+++ Information

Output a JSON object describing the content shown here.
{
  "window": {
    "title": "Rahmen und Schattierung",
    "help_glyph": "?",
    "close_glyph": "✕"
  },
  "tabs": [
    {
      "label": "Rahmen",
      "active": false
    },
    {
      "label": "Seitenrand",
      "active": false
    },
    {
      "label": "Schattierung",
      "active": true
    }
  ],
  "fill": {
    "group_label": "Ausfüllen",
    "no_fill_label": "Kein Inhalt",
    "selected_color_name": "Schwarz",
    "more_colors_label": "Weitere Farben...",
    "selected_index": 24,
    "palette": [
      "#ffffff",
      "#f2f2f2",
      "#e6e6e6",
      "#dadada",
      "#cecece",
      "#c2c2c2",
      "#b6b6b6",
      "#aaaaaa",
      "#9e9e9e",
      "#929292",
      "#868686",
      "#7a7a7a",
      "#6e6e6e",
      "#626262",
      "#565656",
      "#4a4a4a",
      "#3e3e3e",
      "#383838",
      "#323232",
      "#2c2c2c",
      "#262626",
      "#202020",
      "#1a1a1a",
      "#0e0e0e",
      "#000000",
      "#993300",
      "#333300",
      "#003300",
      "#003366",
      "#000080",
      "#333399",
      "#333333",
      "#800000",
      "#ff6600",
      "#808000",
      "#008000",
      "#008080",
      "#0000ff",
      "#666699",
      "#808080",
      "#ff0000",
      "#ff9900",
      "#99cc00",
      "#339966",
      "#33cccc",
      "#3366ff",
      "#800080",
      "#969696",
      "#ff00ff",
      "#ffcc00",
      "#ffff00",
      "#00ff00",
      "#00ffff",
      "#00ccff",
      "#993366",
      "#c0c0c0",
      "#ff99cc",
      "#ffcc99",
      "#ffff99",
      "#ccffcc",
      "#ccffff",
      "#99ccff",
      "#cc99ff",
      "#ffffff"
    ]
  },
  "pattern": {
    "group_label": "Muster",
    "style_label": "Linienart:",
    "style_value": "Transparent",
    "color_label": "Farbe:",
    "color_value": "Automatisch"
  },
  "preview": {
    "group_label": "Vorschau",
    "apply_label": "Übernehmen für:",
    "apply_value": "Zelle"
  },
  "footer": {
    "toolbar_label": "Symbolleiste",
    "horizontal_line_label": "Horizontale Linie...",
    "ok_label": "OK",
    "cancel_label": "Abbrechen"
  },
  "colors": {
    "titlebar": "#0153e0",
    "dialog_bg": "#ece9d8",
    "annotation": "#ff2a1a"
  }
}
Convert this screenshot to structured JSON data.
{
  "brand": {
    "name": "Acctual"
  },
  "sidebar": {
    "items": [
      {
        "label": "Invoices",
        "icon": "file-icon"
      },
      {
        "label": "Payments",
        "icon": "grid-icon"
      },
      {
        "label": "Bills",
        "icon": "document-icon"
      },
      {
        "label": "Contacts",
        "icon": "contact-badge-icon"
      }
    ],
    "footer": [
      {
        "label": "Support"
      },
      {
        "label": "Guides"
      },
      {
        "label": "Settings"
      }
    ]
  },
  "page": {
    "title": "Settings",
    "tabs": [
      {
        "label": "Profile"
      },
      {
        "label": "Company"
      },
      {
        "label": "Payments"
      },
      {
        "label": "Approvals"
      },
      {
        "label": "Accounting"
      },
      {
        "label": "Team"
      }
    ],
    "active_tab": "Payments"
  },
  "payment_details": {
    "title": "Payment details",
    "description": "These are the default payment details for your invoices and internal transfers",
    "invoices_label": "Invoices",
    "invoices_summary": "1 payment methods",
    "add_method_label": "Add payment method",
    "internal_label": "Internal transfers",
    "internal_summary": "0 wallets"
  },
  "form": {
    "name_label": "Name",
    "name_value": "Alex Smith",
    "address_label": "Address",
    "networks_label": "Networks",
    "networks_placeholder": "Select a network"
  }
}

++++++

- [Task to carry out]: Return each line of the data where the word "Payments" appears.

- [Task response]:
        "label": "Payments",
        "label": "Payments"
    "active_tab": "Payments"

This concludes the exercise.